The use of containers in application deployment has resulted in flexibility when managing deployment. However this flexibility has led to an increase in the number of components thus necessitating the need for a framework of managing the components. Aspects of applications that need to be managed include scheduling, networking, component movement and resource use. Kubernetes provides a framework for application logging, monitoring, load balancing, scaling and authentication.
By using the management tools availed by Kubernetes, you will be able to manage the different components and the entire stack. Kubernetes is architect-ed so that administration is done through kubectl or RESTful API calls. The two states that are possible in Kubernetes are actual state and desired state and it is important to understand the difference between the two. Kubernetes will always aim to ensure the two states are in synchrony as instructed by the administrator. At times the two states are not synchronized, but there is a constant effort to synchronize them.
The first concept is a cluster which is a group of nodes that can be virtual or physical machines that have Kubernetes set up. The diagram below shows a simplified architecture of Kubernetes.
The second concept of Kubernetes that we will discuss is the master. The master can be looked at as the central control point of a cluster. The master is made up of several components. The first component of the master is the core API server and is responsible for maintaining the RESTful service, cluster definition and state. The second component of the master is the scheduler which is responsible for scheduling pods on nodes. The default approach to scheduling is distributing pods across the cluster and replicating pods on different nodes. The default scheduling can be changed by controlling resources that are allocated to containers. Ensuring pod replication is running properly is the responsibility of the replication scheduler. The replication controller ensures the actual and desired state are synchronized. For example, if the replicas defined in the controller are 5 and desired actual state is 3 running pods, then two more pods will be created. If the number of pods running is more than what is desired, then the controller will always work to reduce them. The last component of the master is etcd which is a distributed configuration store.
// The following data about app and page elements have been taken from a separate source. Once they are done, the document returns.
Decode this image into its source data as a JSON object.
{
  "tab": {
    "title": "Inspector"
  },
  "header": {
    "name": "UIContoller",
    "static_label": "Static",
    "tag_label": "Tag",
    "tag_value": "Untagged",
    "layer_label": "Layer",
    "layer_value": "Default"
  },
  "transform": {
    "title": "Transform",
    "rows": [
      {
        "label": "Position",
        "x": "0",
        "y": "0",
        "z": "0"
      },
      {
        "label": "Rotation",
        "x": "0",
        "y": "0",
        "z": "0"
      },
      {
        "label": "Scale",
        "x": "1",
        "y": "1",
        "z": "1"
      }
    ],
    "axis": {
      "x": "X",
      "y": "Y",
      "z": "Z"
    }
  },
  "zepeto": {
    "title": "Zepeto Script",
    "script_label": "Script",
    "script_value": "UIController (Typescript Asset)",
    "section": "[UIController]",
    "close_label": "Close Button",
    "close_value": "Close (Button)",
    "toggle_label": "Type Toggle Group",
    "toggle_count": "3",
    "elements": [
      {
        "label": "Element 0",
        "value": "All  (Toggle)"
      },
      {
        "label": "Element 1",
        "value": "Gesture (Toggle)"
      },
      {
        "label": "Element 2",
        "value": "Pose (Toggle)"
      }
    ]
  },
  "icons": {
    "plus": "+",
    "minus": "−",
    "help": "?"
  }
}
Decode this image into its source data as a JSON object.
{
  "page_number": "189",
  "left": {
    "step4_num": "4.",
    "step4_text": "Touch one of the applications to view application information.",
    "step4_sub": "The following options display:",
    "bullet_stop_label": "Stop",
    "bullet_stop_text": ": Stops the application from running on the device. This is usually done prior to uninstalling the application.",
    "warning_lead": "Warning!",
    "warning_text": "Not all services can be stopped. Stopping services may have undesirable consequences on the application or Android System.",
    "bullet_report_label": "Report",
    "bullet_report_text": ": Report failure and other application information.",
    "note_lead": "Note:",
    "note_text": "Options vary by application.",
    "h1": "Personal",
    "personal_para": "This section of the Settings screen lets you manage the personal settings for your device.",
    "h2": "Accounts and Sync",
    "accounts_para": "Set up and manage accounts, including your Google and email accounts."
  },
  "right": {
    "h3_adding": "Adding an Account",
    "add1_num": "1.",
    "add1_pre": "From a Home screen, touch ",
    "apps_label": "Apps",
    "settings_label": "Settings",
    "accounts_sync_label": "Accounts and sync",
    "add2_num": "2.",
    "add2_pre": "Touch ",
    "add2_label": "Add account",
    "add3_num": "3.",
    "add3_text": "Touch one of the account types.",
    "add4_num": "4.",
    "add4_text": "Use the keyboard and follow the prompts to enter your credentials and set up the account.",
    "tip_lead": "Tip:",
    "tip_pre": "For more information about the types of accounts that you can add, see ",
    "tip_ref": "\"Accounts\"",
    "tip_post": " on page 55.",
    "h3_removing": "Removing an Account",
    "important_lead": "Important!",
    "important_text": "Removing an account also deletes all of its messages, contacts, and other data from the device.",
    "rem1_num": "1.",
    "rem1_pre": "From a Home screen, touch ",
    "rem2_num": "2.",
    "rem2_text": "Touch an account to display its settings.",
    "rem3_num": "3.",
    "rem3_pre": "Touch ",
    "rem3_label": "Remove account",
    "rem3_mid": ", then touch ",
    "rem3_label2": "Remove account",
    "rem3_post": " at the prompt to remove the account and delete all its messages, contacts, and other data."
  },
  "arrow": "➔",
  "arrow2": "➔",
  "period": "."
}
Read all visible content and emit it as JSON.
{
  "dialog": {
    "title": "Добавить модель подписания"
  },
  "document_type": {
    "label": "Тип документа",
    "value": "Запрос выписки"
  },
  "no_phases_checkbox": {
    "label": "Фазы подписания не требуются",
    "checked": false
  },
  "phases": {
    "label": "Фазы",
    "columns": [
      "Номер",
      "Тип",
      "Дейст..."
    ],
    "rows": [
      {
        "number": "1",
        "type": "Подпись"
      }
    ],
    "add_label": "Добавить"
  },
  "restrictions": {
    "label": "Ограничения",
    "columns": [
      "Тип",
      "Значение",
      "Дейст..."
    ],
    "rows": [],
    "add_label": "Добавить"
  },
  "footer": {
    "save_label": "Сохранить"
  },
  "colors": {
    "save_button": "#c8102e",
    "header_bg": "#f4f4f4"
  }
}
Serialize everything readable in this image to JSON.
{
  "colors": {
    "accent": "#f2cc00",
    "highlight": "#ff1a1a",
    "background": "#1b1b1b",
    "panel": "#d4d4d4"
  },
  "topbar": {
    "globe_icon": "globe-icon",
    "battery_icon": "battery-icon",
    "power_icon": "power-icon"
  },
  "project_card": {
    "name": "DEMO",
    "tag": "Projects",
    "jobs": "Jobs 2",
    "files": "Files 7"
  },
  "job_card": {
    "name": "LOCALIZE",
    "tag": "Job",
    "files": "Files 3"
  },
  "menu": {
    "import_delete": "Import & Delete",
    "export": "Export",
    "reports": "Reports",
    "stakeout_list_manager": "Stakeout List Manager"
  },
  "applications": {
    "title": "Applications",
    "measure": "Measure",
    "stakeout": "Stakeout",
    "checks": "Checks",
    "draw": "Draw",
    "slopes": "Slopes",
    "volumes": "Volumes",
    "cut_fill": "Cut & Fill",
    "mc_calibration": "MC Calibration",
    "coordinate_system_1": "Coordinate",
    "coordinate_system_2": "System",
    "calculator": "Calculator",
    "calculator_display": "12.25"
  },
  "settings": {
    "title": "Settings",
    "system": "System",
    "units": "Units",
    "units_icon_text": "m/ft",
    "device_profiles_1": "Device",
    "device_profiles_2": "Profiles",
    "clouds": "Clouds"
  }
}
The store is repository of state from where it can be monitored.
The third concept of Kubernetes is node, which was previously referred to as a minion. Just like the master the node is made up of several components. The first component is the kublet which is responsible for updating state and starting workloads. The second component is kube-proxy which is responsible for load balancing and ensuring traffic is directed to the correct pod. The last component is the Domain Name System (DNS) which is responsible for creating logs and checking the status of pods.
Pods are abstractions that help in the organization of containers that have similar network and hardware requirements. Docker is the most commonly used container environment but other environments can also be used. To reduce network latency, data is stored close to where processing happens. Another approach to reducing network latency is storing data that is accessed by many applications on shared volumes. The relationship between nodes, pods and containers is that a pod holds one or more containers and one or more pods operate on a node. Pods can be looked at as the basic units that support deployment, scheduling and scaling.
The recommended approach to creating pods is using a deployment. A deployment contains the information needed to update pods and replicas. A deployment object only needs information on desired state and the deployment controller will take over updating of state. Examples of situations in which deployment is useful are listed below.
- Pausing and resuming deployment
- Rolling back to an earlier deployment when instability happens
- Starting a replica set and pods
- Knowing if a deployment was successful or not
Pods can be created using a deployment or without using a deployment. When your pod has multiple containers or you would like to avoid using a deployment to manage pods the kubetctl create command is used by passing a YAML or JSON configuration file which contains specifications.
Another technique used for organization is labels. Labels can be used as a foundation for service discovery, and grouping operations and management activities. Labels are key-value pairs which help Kubernetes know the resources and operations to use.
Services are another important concept in Kubernetes. Services enable abstraction of access and applications thereby insulating the user from complexities involved in access. Other applications and users are able to easily access pods on a cluster. The service takes care of issues such as keeping track of relationships that exist between pods, for example due to creation and destruction of pods, IP addresses are not stable so the service is relied upon to maintain the correct relationship.
Another important concept in Kubernetes is replication controllers, which are responsible for managing nodes and images. A replication controller ensures availability of the required number of pods. If pods managed by the replication controller are deleted, terminated or they fail the replication controller automatically creates other pods but this is not the case with pods that are created manually.
In this tutorial, we introduced application aspects that require management and how Kubernetes help in application management. We discussed the different components that make up Kubernetes and how they are useful. Because of this behavior a replication controller is the recommended approach even if only a single pod will be used.